Inside the newsroom, however, the diversity of the team, and the friendship and camaraderie among them was striking. Even when they disagreed about something, they hashed it more civilly than I’d seen in many newsrooms. While the outside world was feeling more fractured than ever, Arnulfo and his staff showed me the unity that was possible even in a seemingly impossible environment.
I learned later that the editorial board, headed by Arnulfo, chose its staffers carefully. Not only did they have to be smart and capable, but they had to be a team player.
One day last spring, Arnulfo came over to me, and we talked about a program that he was heavily involved in called GRIP, which stood for Guiding Rage Into Power. The year long program helped men understand the origins of their rage, manage their emotions and equip them with tools to be a peacekeeper. Arnulfo was one of the central leaders, and he wanted me to see it. He gave me the coordinator’s email address and encouraged me to come to one of the meetings.
I learned soon after that he had also started an important forum inside the prison between the inmates and district attorneys across the country.
On July 24, Arnulfo was released from prison. He had been what was known as a three-striker. Under a California law enacted in 1994, anyone who had been previously convicted of two felonies was automatically sentenced to 25-years to life regardless of the nature of the crime. He was 16 years into serving a 65-to-life sentence for robbery and drug possession when his case was reviewed with the support of his county district attorney, whom he had gotten to know through his advocacy work.
Shortly before that, he stopped me as I was walking out and told me I was doing a great job. “Keep on doing what you’re doing,” he said. I was somewhat spooked because his words seemed so final as if I would never see him again.

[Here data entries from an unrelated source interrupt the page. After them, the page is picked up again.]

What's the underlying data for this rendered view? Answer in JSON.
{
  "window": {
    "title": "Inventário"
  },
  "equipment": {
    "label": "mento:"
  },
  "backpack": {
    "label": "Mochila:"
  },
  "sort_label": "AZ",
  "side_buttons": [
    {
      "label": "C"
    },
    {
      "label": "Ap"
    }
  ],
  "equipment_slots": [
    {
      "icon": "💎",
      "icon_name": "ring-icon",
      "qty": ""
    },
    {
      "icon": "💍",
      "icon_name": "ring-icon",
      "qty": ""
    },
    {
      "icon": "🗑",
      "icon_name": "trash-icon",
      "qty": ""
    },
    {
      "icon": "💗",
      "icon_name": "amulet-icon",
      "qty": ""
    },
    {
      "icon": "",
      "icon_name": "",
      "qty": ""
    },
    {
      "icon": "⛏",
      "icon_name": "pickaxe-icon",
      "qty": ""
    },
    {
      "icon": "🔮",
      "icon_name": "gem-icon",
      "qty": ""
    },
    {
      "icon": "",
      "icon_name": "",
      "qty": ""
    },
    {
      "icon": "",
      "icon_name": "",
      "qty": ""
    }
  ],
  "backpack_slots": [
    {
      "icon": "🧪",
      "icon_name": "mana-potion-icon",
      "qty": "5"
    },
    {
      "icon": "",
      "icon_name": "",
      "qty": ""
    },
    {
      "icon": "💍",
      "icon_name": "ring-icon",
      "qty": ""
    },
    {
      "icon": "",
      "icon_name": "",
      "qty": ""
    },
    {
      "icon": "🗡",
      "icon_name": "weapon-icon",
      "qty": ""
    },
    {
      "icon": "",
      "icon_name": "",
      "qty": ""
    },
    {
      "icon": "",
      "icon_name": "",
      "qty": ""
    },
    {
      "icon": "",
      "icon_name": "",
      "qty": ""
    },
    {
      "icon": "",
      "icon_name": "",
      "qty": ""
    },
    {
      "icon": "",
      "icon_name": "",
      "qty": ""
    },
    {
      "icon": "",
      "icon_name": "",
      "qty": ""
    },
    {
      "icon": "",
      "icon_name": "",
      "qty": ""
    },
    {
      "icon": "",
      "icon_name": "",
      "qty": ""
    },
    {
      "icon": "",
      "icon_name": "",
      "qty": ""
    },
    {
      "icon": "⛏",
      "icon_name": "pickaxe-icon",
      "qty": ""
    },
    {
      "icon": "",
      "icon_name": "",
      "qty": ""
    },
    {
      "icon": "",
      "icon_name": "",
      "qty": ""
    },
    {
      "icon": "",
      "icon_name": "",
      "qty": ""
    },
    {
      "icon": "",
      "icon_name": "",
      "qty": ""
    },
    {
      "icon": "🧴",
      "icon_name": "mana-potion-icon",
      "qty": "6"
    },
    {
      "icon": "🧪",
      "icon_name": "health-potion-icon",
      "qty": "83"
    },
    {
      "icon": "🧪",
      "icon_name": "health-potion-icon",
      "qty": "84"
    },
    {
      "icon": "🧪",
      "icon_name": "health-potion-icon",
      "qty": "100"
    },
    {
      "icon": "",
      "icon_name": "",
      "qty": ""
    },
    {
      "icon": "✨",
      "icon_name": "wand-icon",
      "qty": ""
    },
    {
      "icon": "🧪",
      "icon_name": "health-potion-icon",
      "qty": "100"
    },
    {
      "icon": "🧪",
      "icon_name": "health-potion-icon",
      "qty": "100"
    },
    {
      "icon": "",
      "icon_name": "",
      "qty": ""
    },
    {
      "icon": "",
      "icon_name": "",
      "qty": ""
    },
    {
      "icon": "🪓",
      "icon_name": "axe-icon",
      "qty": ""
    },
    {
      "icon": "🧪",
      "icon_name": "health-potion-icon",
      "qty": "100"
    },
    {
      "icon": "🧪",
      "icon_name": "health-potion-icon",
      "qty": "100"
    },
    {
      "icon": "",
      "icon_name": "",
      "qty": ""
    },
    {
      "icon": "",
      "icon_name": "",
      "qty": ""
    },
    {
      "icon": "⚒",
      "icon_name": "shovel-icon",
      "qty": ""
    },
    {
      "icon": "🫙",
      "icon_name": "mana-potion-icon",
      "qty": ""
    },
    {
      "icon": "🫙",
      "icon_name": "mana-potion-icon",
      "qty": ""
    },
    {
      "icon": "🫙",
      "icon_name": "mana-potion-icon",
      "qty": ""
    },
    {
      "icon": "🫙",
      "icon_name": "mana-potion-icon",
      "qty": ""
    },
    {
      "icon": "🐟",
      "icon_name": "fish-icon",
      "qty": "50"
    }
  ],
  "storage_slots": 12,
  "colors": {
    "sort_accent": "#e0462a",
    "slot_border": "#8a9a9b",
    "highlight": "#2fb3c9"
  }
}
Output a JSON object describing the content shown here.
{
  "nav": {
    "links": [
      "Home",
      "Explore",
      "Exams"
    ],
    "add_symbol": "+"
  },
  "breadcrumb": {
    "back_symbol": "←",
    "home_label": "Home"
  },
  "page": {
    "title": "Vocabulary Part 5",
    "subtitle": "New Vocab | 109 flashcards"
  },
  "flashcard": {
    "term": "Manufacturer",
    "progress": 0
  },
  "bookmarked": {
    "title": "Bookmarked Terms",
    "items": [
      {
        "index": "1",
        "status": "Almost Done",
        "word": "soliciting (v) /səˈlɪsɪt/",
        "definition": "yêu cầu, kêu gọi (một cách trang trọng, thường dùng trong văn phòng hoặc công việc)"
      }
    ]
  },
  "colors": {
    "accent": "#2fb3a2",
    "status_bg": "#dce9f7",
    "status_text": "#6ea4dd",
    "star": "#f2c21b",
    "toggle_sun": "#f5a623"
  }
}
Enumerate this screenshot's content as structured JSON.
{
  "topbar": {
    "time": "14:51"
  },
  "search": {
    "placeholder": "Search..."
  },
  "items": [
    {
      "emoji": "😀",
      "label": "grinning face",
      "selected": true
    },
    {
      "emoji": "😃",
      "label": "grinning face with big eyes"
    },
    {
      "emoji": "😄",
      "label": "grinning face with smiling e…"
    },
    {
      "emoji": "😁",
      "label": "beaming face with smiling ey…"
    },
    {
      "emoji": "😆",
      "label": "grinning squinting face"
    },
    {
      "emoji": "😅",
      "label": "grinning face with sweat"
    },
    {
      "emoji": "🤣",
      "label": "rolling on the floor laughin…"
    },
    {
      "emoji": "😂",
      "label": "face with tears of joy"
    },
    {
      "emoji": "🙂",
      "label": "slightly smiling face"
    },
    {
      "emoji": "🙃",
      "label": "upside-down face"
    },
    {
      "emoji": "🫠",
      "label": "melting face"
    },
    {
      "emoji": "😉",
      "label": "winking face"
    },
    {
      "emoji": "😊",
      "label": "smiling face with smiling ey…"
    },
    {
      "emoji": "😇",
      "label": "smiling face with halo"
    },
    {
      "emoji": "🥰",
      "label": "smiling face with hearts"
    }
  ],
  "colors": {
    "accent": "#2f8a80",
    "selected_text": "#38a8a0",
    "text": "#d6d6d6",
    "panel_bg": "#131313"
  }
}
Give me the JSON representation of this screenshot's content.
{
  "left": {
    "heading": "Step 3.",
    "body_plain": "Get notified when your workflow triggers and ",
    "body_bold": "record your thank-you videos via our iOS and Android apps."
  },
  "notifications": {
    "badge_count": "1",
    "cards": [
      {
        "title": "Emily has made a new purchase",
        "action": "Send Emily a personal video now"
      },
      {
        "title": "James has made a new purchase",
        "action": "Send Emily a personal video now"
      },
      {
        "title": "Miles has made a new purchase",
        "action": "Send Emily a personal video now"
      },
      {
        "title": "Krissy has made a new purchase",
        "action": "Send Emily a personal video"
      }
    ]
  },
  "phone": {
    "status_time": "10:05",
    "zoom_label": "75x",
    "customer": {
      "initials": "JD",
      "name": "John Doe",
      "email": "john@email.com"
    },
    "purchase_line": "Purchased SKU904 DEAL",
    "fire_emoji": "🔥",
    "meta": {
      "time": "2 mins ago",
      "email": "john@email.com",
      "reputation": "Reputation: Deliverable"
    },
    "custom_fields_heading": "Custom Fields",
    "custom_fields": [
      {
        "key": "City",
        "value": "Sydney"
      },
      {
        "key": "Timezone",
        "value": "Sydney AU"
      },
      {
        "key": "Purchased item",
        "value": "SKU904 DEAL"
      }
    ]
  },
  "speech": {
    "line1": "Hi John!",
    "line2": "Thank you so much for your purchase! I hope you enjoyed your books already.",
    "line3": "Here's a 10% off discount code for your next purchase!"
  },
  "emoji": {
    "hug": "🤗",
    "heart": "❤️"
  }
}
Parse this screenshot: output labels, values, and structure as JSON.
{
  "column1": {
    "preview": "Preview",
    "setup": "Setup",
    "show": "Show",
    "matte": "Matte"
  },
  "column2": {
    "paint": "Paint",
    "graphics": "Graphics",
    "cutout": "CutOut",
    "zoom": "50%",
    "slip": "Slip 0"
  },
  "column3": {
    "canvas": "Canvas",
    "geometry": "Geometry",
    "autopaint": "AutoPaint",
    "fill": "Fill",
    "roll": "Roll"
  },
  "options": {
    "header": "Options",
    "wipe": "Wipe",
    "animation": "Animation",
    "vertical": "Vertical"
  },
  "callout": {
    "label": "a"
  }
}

Two months later on a Saturday afternoon, I received word that he had died in a car accident with his sister earlier that morning. He had been on his way to check out a piece of property for a halfway house in the wilderness that he wanted to build for inmates, so they could fully adjust to the outside world before re-entering society.
At Arnulfo’s funeral, we were a microcosm of his world. We represented every color and many different backgrounds. In addition to his Mexican-American family and friends, many of us were volunteers and advisors that had gotten to know him while he had been in prison. Others were former inmates. I recognized Ali, who was one of the pallbearers. After being released last year, he had immediately gotten a job using the computer coding skills he had learned while in prison. I also spotted Sam, another former newspaper staffer that had just been released.
At the service, one reverend spoke of how Arnulfo and a small group of men with life sentences had started a program to help prepare men emotionally and spiritually for the challenges they would face when they were released. Even though his prospects for getting released was initially bleak, Arnulfo had wanted to help prevent other men from cycling in and out of prison like he had.
Tears ran down my cheek as I mourned his premature death and the loss of all he could have contributed to the world. I understood for the first time, how much I had been reassured by his presence. Amid all the divisiveness and hate in the world, he had shown me that it was possible to change for the better, bring people together and do good even in the worst of circumstances.